* **Dataset records**

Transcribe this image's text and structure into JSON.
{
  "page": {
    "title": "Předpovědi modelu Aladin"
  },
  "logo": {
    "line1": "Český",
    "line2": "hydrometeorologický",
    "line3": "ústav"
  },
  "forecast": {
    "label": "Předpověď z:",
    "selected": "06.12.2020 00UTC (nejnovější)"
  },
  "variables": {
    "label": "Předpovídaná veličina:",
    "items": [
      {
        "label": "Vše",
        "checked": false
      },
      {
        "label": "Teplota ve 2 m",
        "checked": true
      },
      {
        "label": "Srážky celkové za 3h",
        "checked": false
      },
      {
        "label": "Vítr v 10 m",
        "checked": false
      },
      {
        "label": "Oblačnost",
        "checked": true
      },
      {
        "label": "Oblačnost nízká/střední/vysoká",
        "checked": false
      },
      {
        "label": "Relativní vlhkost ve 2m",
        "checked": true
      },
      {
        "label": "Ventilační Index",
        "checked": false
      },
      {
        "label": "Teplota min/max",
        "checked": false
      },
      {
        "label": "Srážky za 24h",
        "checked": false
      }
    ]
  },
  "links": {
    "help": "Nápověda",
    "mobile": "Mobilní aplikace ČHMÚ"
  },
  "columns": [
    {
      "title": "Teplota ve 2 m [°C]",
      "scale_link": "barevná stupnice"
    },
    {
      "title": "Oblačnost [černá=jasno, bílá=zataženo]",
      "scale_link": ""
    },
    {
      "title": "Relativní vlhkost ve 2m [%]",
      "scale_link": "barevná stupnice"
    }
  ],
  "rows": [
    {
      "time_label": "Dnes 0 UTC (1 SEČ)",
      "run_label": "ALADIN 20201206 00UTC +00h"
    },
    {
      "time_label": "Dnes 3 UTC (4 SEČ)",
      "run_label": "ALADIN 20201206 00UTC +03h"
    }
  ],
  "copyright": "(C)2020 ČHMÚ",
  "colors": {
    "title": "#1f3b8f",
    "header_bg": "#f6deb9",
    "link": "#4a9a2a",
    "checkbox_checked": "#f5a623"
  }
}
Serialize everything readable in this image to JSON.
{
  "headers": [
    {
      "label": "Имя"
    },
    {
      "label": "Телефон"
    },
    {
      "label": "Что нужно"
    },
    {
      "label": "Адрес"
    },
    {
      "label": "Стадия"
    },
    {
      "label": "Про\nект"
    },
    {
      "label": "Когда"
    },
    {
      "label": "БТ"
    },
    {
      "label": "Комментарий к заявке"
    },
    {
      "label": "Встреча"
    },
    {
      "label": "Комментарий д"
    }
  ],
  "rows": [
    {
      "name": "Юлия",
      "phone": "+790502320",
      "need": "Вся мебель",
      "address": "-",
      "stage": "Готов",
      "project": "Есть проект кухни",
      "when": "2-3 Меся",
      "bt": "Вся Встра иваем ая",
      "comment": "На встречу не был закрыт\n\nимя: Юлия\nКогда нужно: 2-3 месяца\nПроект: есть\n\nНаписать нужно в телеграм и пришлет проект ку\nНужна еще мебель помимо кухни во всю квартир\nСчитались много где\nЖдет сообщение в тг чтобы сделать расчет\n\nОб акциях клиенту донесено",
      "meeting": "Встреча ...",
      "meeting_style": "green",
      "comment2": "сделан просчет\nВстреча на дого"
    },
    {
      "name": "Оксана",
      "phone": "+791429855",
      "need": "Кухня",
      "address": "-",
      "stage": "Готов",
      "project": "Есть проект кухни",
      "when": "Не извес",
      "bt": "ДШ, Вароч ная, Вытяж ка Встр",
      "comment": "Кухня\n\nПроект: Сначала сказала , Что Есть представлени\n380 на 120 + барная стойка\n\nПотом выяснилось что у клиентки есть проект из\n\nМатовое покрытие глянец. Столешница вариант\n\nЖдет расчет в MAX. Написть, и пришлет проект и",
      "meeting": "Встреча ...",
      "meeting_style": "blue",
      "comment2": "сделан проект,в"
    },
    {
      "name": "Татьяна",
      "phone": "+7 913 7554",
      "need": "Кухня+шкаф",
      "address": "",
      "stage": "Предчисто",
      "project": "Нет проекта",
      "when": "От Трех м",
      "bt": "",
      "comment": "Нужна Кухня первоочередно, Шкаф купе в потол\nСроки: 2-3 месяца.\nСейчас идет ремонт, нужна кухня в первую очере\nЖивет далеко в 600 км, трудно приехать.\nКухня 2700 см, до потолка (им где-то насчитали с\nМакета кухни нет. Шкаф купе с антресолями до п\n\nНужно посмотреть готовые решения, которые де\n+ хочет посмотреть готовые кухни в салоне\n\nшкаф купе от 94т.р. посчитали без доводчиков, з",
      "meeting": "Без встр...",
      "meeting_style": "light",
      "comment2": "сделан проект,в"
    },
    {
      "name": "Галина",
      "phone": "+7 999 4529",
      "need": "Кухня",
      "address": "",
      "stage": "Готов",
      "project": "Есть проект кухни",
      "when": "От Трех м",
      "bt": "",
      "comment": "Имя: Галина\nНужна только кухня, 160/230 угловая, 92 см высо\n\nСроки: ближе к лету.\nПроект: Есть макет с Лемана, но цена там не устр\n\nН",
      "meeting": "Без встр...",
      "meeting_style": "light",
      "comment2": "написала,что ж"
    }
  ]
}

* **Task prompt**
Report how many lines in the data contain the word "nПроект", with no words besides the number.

* **Solution below**
3